▶ [TASK DETAILS]
Find every line in the data that contains the word "text". Return each of those lines.

+++ EXTRACTED DATA +++

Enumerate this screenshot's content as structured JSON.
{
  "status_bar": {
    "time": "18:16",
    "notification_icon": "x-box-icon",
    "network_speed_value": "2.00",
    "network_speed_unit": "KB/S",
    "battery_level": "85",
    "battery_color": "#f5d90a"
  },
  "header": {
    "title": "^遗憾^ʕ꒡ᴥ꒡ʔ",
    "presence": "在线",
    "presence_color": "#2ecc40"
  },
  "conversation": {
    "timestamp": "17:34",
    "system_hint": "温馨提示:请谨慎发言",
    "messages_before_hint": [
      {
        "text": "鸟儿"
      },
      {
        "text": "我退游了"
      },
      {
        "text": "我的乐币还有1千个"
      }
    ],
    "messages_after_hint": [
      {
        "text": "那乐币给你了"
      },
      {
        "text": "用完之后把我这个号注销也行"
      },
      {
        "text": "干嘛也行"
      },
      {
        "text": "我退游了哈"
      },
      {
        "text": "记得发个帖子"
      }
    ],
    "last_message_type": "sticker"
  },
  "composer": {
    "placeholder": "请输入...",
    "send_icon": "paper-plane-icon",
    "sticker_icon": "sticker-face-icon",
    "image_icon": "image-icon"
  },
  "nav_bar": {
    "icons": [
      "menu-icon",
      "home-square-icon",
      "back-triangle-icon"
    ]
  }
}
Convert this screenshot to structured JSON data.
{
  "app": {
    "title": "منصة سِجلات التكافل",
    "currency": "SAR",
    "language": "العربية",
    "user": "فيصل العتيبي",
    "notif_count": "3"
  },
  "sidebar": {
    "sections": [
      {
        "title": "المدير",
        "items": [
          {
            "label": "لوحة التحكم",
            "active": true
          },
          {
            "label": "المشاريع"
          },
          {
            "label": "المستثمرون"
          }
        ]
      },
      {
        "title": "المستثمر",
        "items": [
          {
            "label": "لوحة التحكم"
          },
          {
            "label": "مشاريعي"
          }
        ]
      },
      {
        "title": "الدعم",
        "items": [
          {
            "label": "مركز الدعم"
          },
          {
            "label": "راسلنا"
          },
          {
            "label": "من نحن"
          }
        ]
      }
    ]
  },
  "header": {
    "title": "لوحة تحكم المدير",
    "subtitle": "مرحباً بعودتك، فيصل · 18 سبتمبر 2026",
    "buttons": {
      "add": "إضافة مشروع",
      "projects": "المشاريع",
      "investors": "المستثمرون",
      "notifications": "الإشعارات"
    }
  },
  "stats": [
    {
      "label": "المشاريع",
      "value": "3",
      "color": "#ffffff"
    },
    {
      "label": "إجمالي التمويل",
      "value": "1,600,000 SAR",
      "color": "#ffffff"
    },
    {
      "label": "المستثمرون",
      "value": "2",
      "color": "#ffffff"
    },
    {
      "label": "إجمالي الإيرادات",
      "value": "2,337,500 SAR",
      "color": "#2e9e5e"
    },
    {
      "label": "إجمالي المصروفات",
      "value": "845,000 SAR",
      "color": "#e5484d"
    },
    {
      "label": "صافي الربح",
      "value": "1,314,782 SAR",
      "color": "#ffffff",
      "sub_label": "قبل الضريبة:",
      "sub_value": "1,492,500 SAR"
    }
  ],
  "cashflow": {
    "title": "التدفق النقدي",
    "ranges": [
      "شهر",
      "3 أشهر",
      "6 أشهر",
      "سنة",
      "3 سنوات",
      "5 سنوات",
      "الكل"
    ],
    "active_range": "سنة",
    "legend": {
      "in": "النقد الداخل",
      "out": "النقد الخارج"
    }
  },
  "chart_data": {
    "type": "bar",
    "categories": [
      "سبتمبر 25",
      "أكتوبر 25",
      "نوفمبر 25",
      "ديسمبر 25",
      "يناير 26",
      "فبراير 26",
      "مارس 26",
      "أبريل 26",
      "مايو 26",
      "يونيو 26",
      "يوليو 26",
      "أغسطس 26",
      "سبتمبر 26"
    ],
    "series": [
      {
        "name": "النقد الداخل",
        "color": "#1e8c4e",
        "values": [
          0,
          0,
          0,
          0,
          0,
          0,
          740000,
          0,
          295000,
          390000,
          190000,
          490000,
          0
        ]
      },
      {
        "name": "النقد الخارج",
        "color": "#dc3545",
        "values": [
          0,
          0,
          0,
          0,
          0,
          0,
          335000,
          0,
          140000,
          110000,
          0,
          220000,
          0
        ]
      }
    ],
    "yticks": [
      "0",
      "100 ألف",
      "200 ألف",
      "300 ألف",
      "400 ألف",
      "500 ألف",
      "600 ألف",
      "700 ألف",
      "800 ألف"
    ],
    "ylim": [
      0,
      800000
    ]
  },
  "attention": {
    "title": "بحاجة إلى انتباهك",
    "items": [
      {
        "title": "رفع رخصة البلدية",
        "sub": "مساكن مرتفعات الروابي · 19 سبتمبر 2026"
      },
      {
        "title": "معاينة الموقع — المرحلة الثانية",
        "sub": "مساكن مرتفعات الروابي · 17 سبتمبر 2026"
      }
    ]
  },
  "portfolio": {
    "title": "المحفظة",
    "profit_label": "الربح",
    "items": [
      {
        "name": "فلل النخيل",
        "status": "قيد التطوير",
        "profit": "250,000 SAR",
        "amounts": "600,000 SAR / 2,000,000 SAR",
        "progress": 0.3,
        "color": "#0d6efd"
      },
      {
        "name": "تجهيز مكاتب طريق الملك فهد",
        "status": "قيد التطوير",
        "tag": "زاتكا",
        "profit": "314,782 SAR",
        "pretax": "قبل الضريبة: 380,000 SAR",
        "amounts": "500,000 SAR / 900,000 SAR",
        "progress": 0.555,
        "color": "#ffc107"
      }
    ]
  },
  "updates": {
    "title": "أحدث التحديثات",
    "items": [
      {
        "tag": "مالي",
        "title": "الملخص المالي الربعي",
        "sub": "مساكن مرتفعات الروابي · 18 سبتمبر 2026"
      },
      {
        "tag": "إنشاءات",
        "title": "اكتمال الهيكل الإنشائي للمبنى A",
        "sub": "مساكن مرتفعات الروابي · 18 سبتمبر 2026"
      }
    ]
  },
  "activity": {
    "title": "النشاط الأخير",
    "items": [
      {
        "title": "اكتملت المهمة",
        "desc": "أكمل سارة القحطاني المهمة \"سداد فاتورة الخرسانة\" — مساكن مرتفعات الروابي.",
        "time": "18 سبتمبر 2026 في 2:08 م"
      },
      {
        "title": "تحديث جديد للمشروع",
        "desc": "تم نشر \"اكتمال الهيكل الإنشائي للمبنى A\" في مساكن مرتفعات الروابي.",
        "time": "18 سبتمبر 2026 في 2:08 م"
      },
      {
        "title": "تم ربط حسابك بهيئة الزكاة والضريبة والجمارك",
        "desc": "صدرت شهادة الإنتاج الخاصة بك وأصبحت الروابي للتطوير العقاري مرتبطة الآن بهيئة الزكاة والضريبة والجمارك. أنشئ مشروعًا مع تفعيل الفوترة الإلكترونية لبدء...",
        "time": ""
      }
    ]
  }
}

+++

▶ [SOLVED EXERCISE]
        "text": "鸟儿"
        "text": "我退游了"
        "text": "我的乐币还有1千个"
        "text": "那乐币给你了"
        "text": "用完之后把我这个号注销也行"
        "text": "干嘛也行"
        "text": "我退游了哈"
        "text": "记得发个帖子"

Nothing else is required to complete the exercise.